Kars4Kids: Is it your contention that an invisible difference carries the same weight as a blatant difference? Are some invisible differences simply a state of mind? Is not being one of the cool kids, for instance, in some cases as difficult as ectrodactyly? Would a child feeling different because of perceived unpopularity be as deserving of winning a contest for dealing with it as someone with a physical difference?
Meg Zucker: I think invisible differences can be even harder to manage and ultimately flaunt since a person has to choose to reveal it. I liken it to the fact that my one-toed feet are usually covered up with shoes and how it feels when I remove them to go to the beach or pool. I find it so much harder to reveal my usually covered feet than living my daily life being stared at for something I otherwise wear on my sleeve: my hand difference.

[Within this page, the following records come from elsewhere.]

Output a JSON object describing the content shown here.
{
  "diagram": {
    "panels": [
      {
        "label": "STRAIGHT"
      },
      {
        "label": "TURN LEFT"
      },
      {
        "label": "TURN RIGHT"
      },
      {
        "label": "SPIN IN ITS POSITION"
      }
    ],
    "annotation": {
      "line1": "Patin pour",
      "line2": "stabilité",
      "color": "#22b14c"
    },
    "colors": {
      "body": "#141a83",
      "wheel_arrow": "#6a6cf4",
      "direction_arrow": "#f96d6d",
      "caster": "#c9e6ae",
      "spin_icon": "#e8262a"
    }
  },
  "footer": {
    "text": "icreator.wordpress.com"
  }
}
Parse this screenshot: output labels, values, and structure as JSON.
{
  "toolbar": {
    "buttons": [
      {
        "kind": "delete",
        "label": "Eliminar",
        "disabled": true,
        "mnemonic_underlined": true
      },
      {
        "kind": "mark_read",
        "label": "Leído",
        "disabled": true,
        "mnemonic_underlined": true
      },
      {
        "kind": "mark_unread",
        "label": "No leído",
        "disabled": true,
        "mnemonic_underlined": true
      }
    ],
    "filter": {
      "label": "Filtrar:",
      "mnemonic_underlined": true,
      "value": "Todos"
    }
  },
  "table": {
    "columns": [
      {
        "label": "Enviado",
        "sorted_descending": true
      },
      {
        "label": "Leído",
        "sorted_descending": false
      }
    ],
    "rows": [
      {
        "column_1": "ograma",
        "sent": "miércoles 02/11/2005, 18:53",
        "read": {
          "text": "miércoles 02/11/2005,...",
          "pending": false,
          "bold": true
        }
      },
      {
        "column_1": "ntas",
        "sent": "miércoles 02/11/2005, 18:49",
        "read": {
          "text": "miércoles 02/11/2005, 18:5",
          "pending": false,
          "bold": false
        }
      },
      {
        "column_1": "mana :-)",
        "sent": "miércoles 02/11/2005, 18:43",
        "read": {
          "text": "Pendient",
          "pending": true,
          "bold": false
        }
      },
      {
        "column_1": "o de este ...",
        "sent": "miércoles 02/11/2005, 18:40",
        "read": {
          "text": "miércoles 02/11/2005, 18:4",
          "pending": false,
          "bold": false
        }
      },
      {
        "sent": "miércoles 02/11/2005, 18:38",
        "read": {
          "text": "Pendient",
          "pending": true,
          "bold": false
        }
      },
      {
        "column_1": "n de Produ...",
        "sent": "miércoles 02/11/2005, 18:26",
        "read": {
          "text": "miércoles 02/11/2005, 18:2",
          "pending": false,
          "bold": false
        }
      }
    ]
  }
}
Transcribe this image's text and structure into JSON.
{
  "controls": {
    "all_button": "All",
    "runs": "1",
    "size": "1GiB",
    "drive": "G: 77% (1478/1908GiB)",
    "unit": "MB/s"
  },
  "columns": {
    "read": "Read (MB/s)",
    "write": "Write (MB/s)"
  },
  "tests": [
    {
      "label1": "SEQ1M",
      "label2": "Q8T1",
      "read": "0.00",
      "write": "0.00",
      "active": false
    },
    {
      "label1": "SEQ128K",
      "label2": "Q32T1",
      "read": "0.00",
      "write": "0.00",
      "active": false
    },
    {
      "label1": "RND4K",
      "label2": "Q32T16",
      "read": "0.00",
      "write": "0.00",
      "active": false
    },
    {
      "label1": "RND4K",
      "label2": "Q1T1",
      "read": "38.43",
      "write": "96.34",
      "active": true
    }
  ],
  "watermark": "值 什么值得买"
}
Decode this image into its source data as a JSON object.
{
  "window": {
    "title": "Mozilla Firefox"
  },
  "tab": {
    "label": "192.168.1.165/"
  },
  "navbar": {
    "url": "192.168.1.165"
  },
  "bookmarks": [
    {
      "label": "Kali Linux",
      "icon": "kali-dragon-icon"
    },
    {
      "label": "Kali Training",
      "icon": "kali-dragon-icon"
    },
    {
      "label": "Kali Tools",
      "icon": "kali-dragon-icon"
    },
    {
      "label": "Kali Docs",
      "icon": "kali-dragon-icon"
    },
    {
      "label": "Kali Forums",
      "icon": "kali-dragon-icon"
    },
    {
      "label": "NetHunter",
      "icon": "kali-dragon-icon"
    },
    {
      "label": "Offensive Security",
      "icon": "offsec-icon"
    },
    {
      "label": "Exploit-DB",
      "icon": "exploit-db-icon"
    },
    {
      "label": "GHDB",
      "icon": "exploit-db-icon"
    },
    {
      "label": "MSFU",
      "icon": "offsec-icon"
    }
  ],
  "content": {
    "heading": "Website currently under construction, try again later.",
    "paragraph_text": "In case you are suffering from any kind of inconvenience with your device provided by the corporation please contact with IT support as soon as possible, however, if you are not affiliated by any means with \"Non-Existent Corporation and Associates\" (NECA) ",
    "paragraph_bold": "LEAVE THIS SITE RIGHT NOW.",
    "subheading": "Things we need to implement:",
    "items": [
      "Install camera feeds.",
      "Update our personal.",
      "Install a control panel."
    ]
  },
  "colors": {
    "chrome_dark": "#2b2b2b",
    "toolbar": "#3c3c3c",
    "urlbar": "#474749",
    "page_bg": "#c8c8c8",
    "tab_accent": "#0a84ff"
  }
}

Yes—I totally agree feeling different is a state of mind. Certainly being treated as different can happen simply as a result of innocuous things like the clothing you choose to wear. I had a teen flaunt post on this very subject, “They decided I was different.”
The contest itself focuses on having an invisible or blatant difference and how the student has learned to embrace and accept themselves unconditionally, despite the judgment of others. For this reason, I am not sure that Rachel Cohen would be eligible to win the contest (the topic of acceptable clothing being a bit off target). Our essays are judged first by Scholastic, then by me to select the finalists and winners. Of course if an essay is in line with our goal of enhancing empathy in schools, anything is possible. But even if an essay isn’t quite the right fit to win our contest, the story of feeling judged about something, anything, is certainly ripe for potential publishing as a Guest, Teen, or Kid Flaunt on our website.
Kars4Kids: You dislike the word “disabled” and see ectrodactyly as your family’s vision of normal. Is ectrodactyly really the same thing as having blue eyes instead of, for instance, brown? Just a random difference?
Meg Zucker: I don’t think that having a genetic difference is precisely the same as having blue eyes, and etc., but that is mainly because by having it—we have to constantly navigate reactions and constant offers of help from strangers (with the best of intentions, even if usually not needed). Unless someone reminds us of our difference, however, we completely forget about it: it is simply what makes us, us, and so in that sense it is no different than having a different eye color.
Kars4Kids: What’s next for Don’t Hide It, Flaunt It?
Meg Zucker. We are continuing to gear up for our 2018 Kids Flaunt contest, looking to continue to raise money to expand the reach of our programming and enhance its content. We have also been partnering with prestigious universities and other corporations to offer “Flaunt It” diversity programming to employees and their families.